Budget Basics

Leduc’s municipal budget is our roadmap for how money will be collected (e.g., property taxes, grants, utility and user fees) and spent over the next three years to provide the infrastructure, programs and services our community members need and want.  

The budget is reviewed and approved one-year-at-time but is developed with a three- and ten-year outlook in mind for the operating and capital budgets, respectively. This helps the City deliver stable services, plan for longer-term community growth and capital projects by identifying upcoming needs and saving for them over time and gives residents an idea of what property taxes may look like. 

Budget needs can change each year, though, so we review the upcoming years’ proposed budgets annually and adjust in response to various factors, including: 

  • New community needs or projects that are identified, 
  • Unanticipated economic changes, or 
  • Changes to provincial and/or federal grant funding or other sources of revenue. 

Operating and capital budgets 

Each municipal budget is made up of an operating budget and a capital budget. 

The operating budget reflects the annual cost of offering services and programs to our residents and businesses, such as social services, water and sewer, snow removal, fire and emergency services, waste collection, and cultural and recreation facilities (like the LRC and Maclab Centre for the Performing Arts). 

In each operating budget, there is fixed spending (hard costs to cover what’s needed to run the municipal government) and variable spending (soft costs that can fluctuate and are attached to specific services that residents receive, such as snow removal).

The City's annual operating budget is governed by the Alberta Municipal Government Act (MGA), which states that all municipalities must not budget for a deficit. This means we cannot plan to take in less money than we need.
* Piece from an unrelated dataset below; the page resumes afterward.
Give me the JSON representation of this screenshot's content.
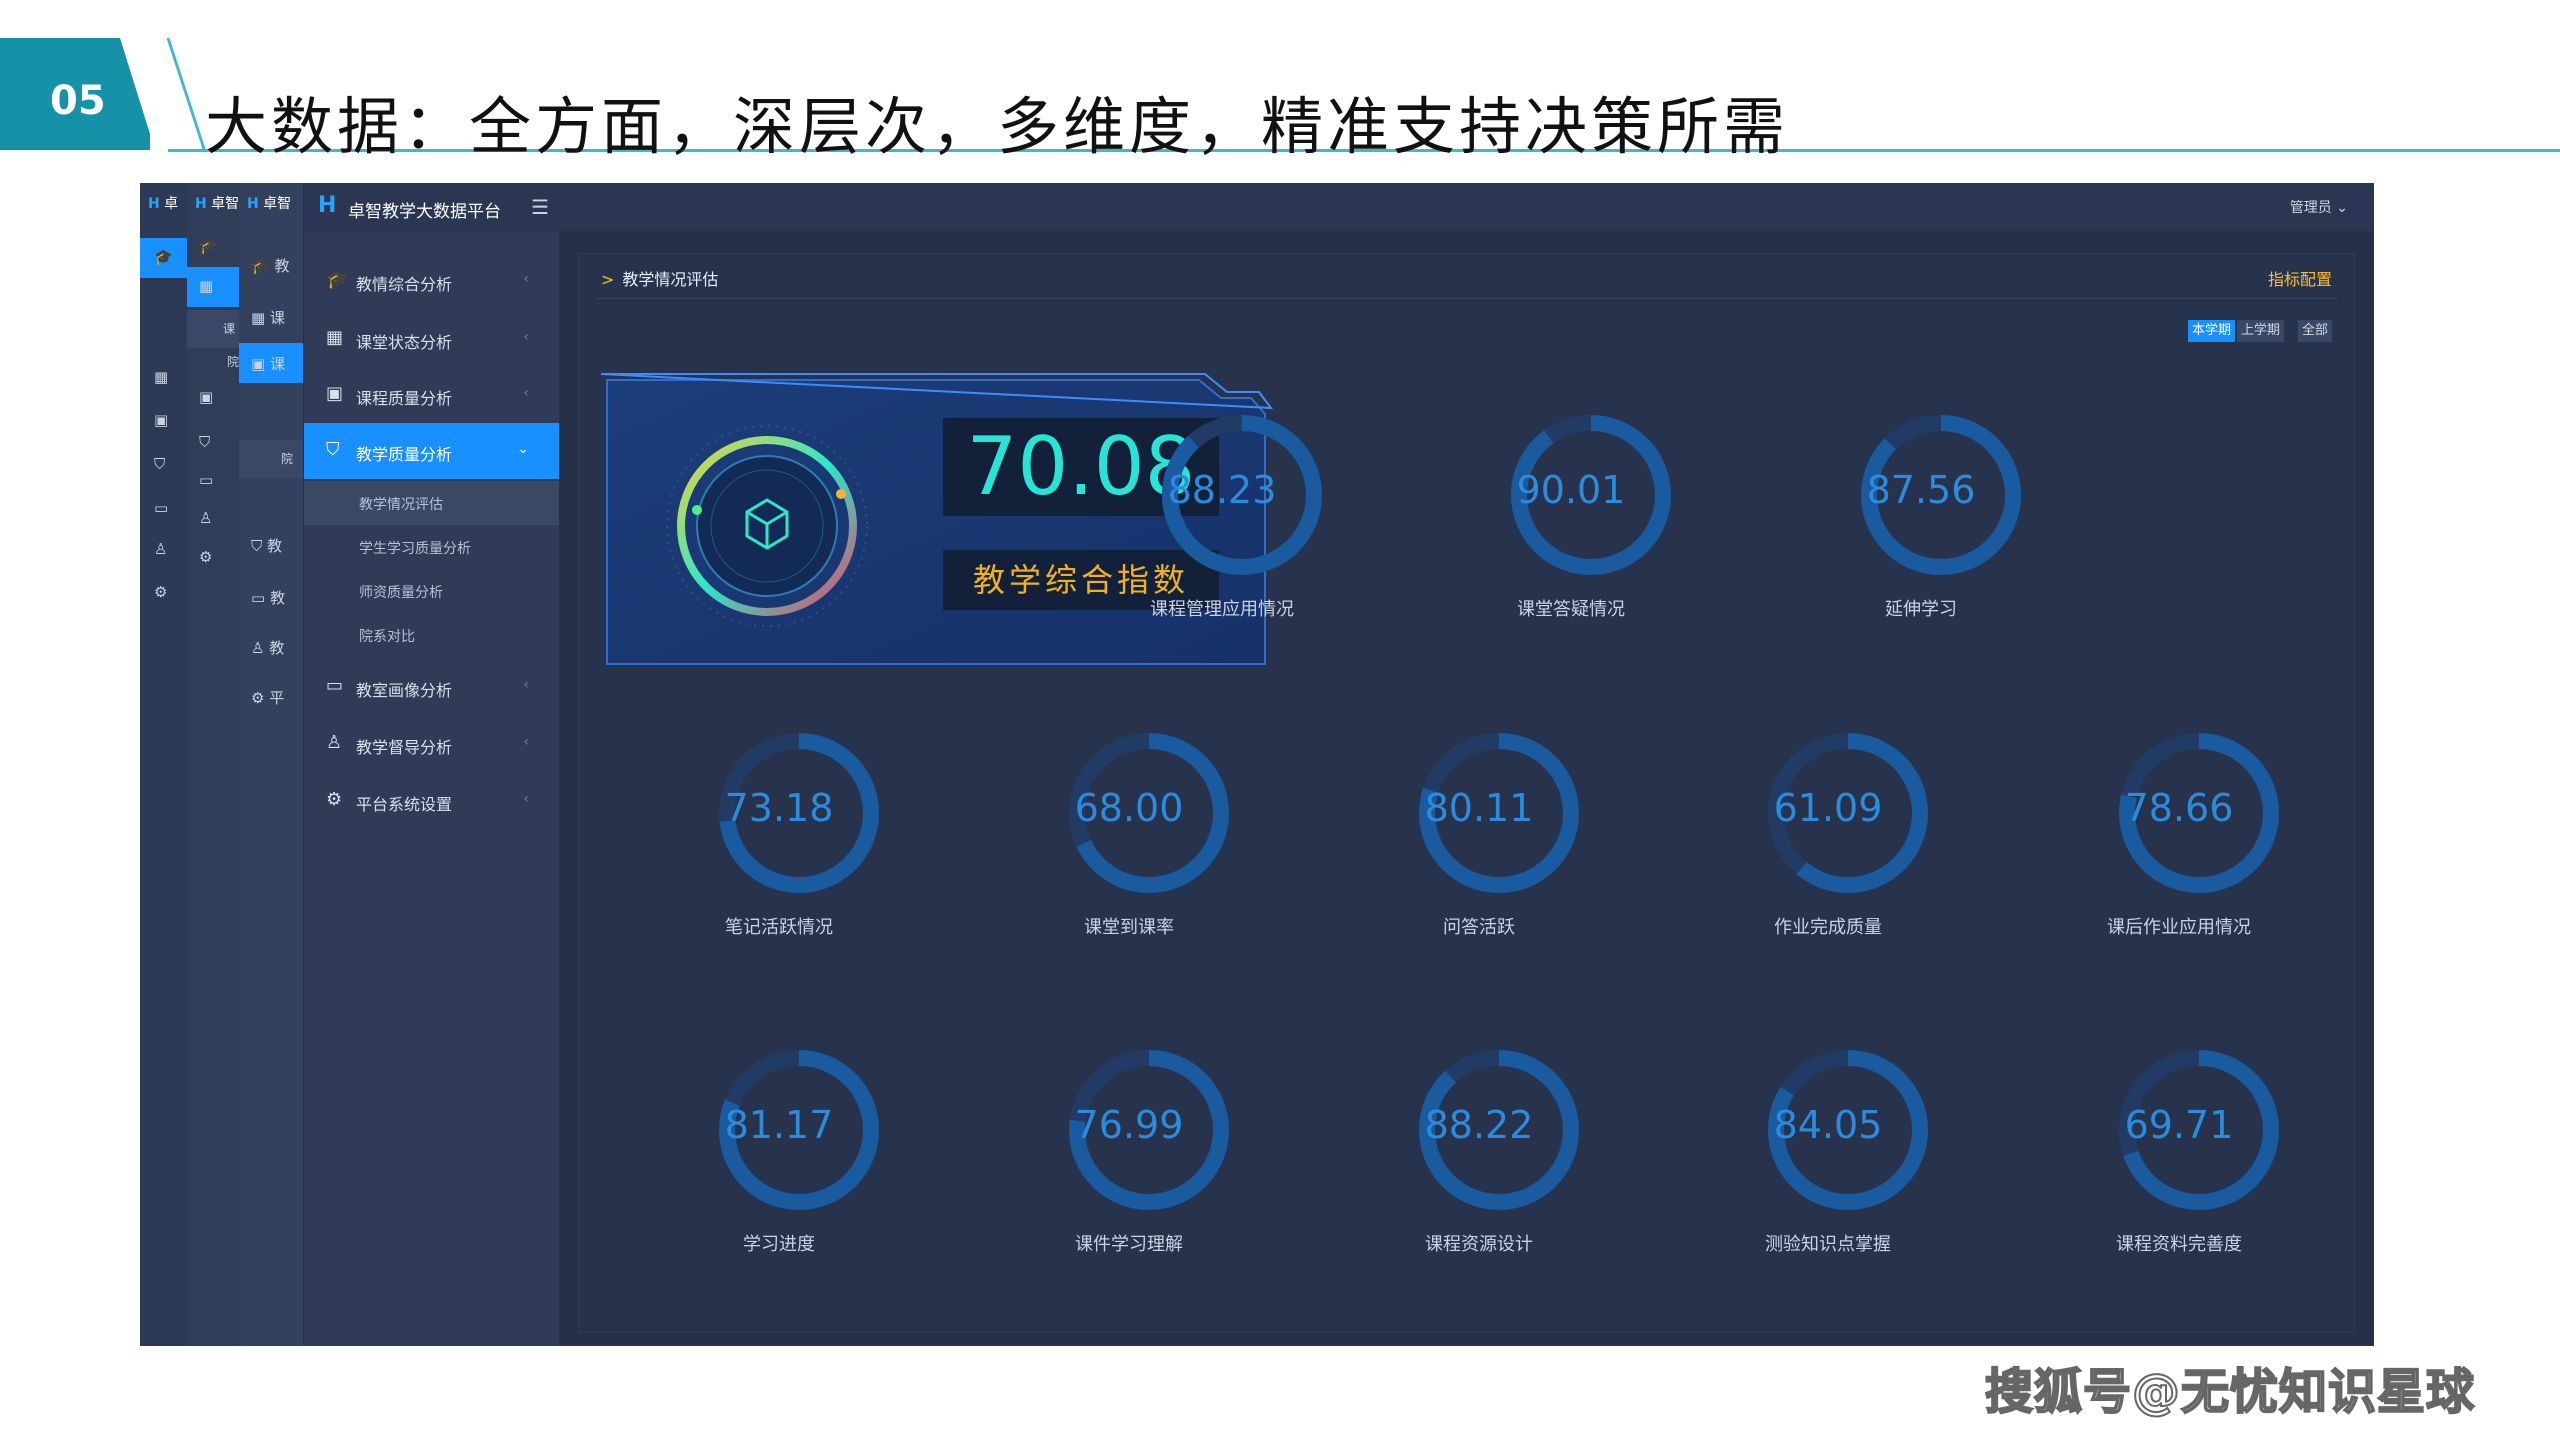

The capital budget reflects the cost of upgrades and improvements to city facilities, infrastructure, parks, recreation spaces and roads. In some cases, these projects are quite large and take several years to complete, so their total costs are spread out over that time. 

How the municipal budget is developed 
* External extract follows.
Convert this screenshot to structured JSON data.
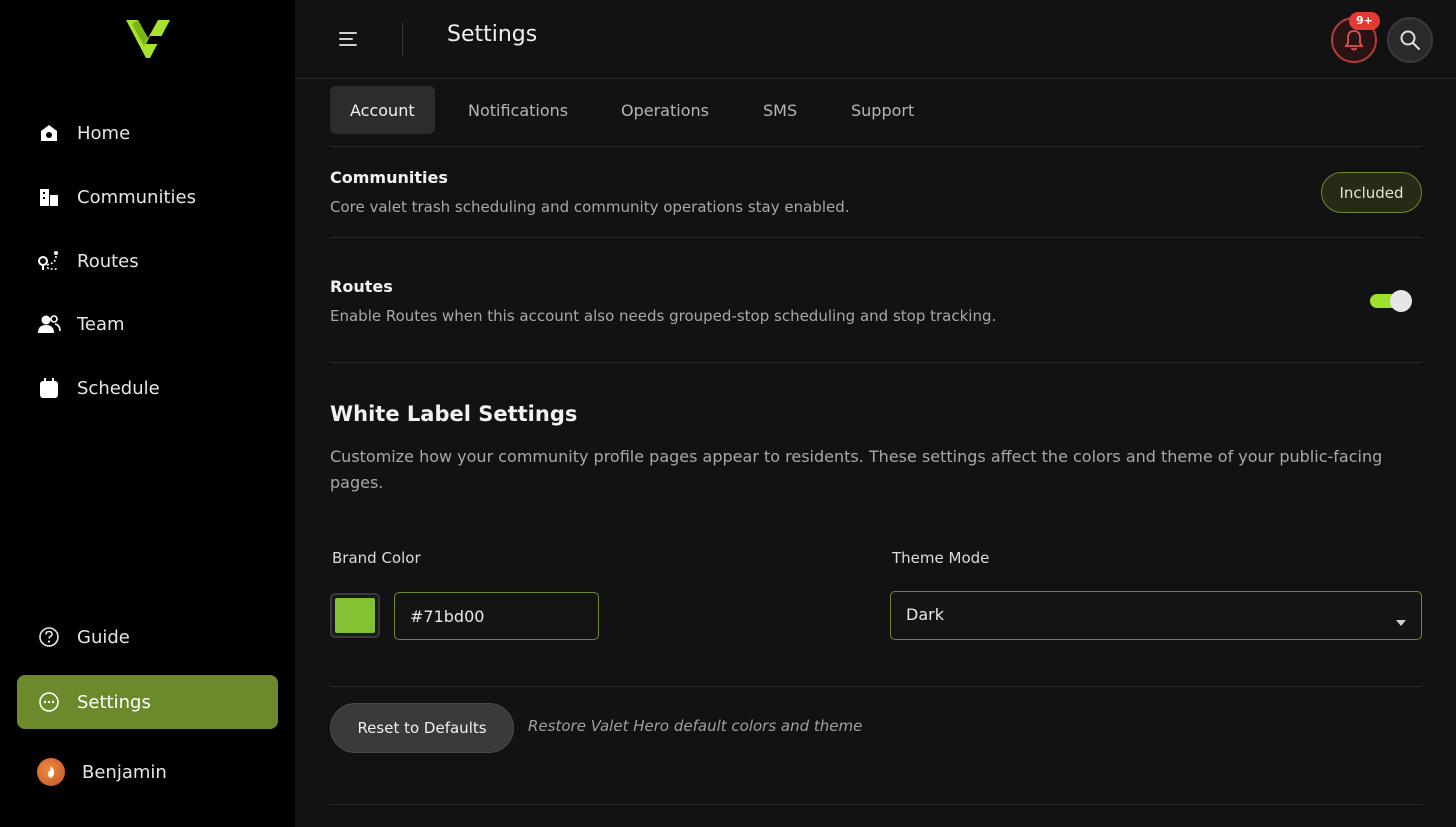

Leduc’s municipal budget process follows a yearly timeline: 

  • March: Leduc City Council is surveyed to identify needed changes/improvements for the coming year; the Grants to Organizations application period opens allowing local organizations to apply for grant funding from the City based on their needs. 
  • May: Public engagement on the next budget takes place; the Grants to Organizations application period closes
  • June/July: Public engagement results are released; pre-budget presentations to Council begin 
  • July through September: City Administration develops the proposed budget. 
  • October/November: The proposed budget (including Grants to Organization funding requests) is shared with the community and presented to Leduc City Council during budget deliberations that take place within regularly scheduled council meetings. (Note: meeting dates change each year but are published on our website and in the local newspaper). 
  • December: The City’s final budget is approved by Leduc City Council and shared with the community. 
  • January: Grants to Organizations funding notifications are sent out

How you can get involved 

The City's annual budget priorities are guided by the strategic direction set by Leduc City Council, the City's variety of master plans, Administration’s subject matter expertise and public input. Leduc residents and business owners have several opportunities to share their thoughts or feedback regarding the City's budget. 

You can: 

  • Participate in the annual public engagement opportunities (often a survey) each spring. 
  • Speak directly with Mayor and Council (via phone, email or in-person). 
  • Attend the budget deliberations during Leduc City Council meetings (either in-person or by watching the livestream).
  • Share feedback about the upcoming year’s proposed budget by connecting with Leduc City Council directly or registering to deliver a presentation at a council meeting. 

Community groups can also submit requests for Grants to Organizations funding through the Parks, Recreation and Culture (PRC) board or the Family and Community Support Services (FCSS) board. The application period typically takes place between March and May each year.